The Freedom Foundation, a national think tank based in Washington state that promotes limited government and free enterprise, sued the city of Seattle on Wednesday over the city's newly passed income tax that targets the rich, Fox News reported.
The tax, which the City Council passed in July, requires city residents to pay an additional 2.25 percent income tax if they are a single filer making more than $250,000 or joint filers who make more than $500,000. Unlike most states, Washington does not have a personal income tax.
According to the Freedom Foundation's lawsuit, which was filed on behalf of several Seattle residents, the tax is unconstitutional.
In 1951, the Washington Supreme Court issued a ruling "to invalidate the state income tax," Fox News said. "Further, a law passed in 1984 prohibits any city or county from levying a tax on net income."
Washington "imposes strict limits on taxes; prohibits taxes on net income; and requires cities to get permission to tax residents," in the Revised Code of Washington, which encompasses all state laws, Fox News reported.
“This is clearly bad policy and illegal, but it’s also an assault on the rule of law,” David Dewhirst, a lawyer for the Freedom Foundation, told Fox News in a statement. “If they can get away with it this time, where does it stop?”
The goal of the city's new tax “is to replace our regressive tax system with a new formula for fairness while ensuring Seattle stands up President [Donald] Trump’s austere budget that cuts transportation, affordable housing, health care and social services," outgoing Democratic Mayor Ed Murray said.

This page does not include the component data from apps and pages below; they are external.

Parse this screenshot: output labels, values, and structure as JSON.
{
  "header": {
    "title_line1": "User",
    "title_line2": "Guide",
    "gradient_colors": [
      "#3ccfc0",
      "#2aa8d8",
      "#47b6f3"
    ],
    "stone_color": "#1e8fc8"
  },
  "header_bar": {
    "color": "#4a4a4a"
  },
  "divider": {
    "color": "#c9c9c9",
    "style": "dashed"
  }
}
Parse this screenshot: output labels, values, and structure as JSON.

Seattle anticipates $140 million in additional revenue once the law is implemented. The initial set up, however, will cost between $10 million and $13 million. The law is expected to cost an additional $6 million annually to enforce compliance.

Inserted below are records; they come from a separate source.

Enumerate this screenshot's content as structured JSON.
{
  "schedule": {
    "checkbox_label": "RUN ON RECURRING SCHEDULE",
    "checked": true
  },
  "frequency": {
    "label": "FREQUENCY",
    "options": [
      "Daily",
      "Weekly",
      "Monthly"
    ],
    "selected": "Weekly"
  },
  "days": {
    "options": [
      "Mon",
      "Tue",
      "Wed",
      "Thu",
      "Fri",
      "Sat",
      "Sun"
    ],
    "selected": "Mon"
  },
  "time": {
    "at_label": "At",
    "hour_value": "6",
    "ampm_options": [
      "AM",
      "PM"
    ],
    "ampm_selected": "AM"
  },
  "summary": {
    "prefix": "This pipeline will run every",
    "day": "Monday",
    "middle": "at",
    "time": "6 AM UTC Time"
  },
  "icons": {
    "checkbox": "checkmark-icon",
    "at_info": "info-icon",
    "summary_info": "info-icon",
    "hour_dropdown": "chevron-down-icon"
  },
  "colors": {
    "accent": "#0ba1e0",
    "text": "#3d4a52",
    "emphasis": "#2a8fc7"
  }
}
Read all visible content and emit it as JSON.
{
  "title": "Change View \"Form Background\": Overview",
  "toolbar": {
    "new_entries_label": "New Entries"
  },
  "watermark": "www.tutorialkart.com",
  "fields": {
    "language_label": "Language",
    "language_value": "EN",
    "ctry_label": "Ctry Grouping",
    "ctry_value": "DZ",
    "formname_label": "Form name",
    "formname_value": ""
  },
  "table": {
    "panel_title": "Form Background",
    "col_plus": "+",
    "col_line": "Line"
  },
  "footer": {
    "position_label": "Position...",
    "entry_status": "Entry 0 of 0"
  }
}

The city plans to use the additional revenue for affordable housing projects and additional services for low-paid workers.
“We will no longer tolerate a system that buries poor and working class people in taxes, while giving big business and the super rich yet another free ride; a system that underfunds affordable housing to the point where thousands are homeless, a system that criminally underfunds education,” Councilmember Kshama Sawant told Fox News last month.

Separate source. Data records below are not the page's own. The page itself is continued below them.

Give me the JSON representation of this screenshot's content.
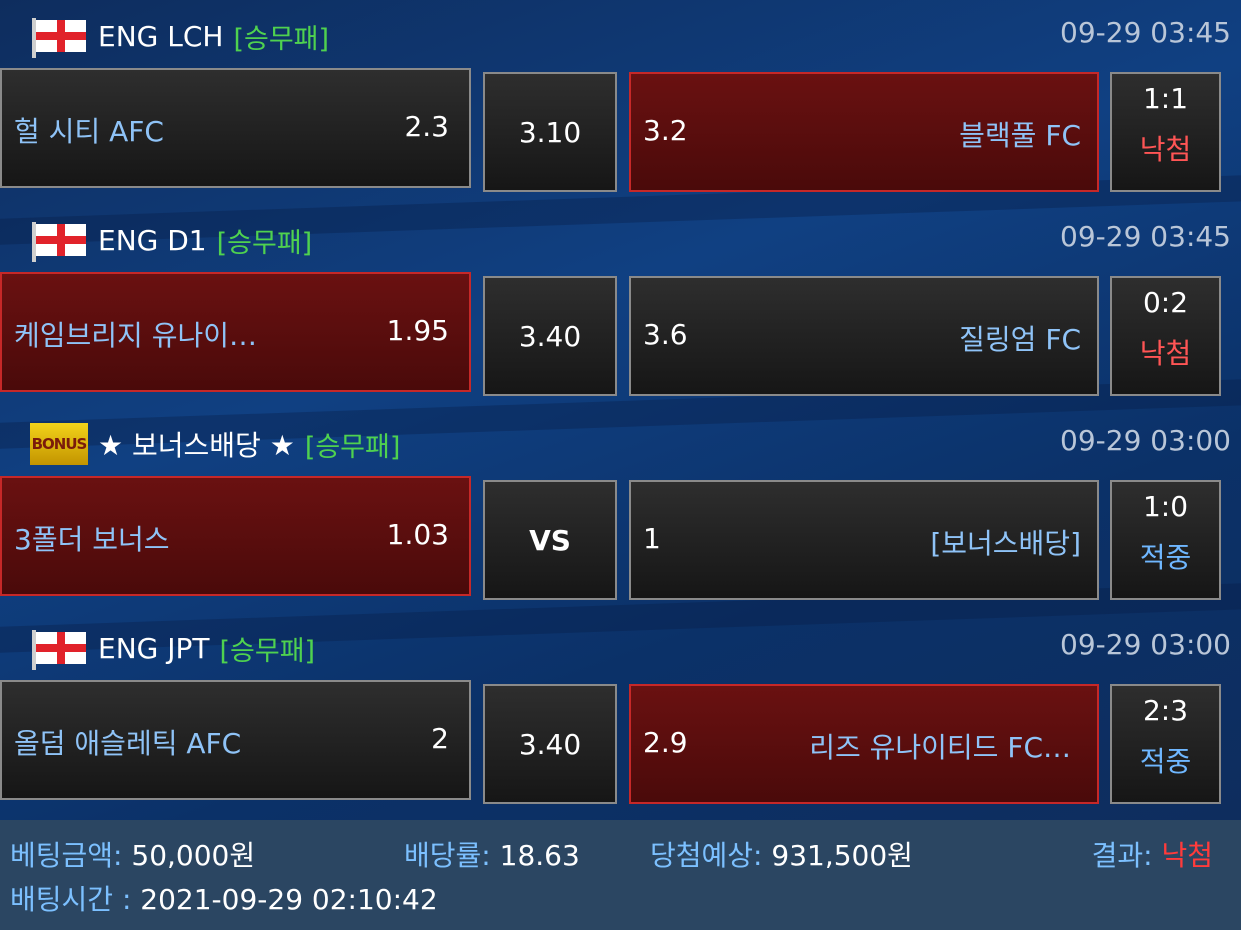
{
  "matches": [
    {
      "league": "ENG LCH",
      "league_icon": "england-flag-icon",
      "market": "[승무패]",
      "datetime": "09-29 03:45",
      "home_team": "헐 시티 AFC",
      "home_odds": "2.3",
      "draw_odds": "3.10",
      "away_odds": "3.2",
      "away_team": "블랙풀 FC",
      "selected": "away",
      "score": "1:1",
      "outcome": "낙첨",
      "outcome_color": "#ff5555"
    },
    {
      "league": "ENG D1",
      "league_icon": "england-flag-icon",
      "market": "[승무패]",
      "datetime": "09-29 03:45",
      "home_team": "케임브리지 유나이…",
      "home_odds": "1.95",
      "draw_odds": "3.40",
      "away_odds": "3.6",
      "away_team": "질링엄 FC",
      "selected": "home",
      "score": "0:2",
      "outcome": "낙첨",
      "outcome_color": "#ff5555"
    },
    {
      "league": "★ 보너스배당 ★",
      "league_icon": "bonus-badge-icon",
      "league_icon_text": "BONUS",
      "market": "[승무패]",
      "datetime": "09-29 03:00",
      "home_team": "3폴더 보너스",
      "home_odds": "1.03",
      "draw_odds": "VS",
      "away_odds": "1",
      "away_team": "[보너스배당]",
      "selected": "home",
      "score": "1:0",
      "outcome": "적중",
      "outcome_color": "#6fb7ff"
    },
    {
      "league": "ENG JPT",
      "league_icon": "england-flag-icon",
      "market": "[승무패]",
      "datetime": "09-29 03:00",
      "home_team": "올덤 애슬레틱 AFC",
      "home_odds": "2",
      "draw_odds": "3.40",
      "away_odds": "2.9",
      "away_team": "리즈 유나이티드 FC…",
      "selected": "away",
      "score": "2:3",
      "outcome": "적중",
      "outcome_color": "#6fb7ff"
    }
  ],
  "footer": {
    "bet_amount_label": "베팅금액:",
    "bet_amount": "50,000원",
    "odds_label": "배당률:",
    "odds": "18.63",
    "expected_label": "당첨예상:",
    "expected": "931,500원",
    "result_label": "결과:",
    "result": "낙첨",
    "result_color": "#ff3b3b",
    "bet_time_label": "배팅시간 :",
    "bet_time": "2021-09-29 02:10:42"
  },
  "colors": {
    "background": "#0c3470",
    "selected_box": "#5a0e0e",
    "market_green": "#4fd24f",
    "team_blue": "#8fc3f7",
    "footer_bg": "#2b4662"
  }
}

On nine different occasions, voters have turned down the idea of adding an income tax.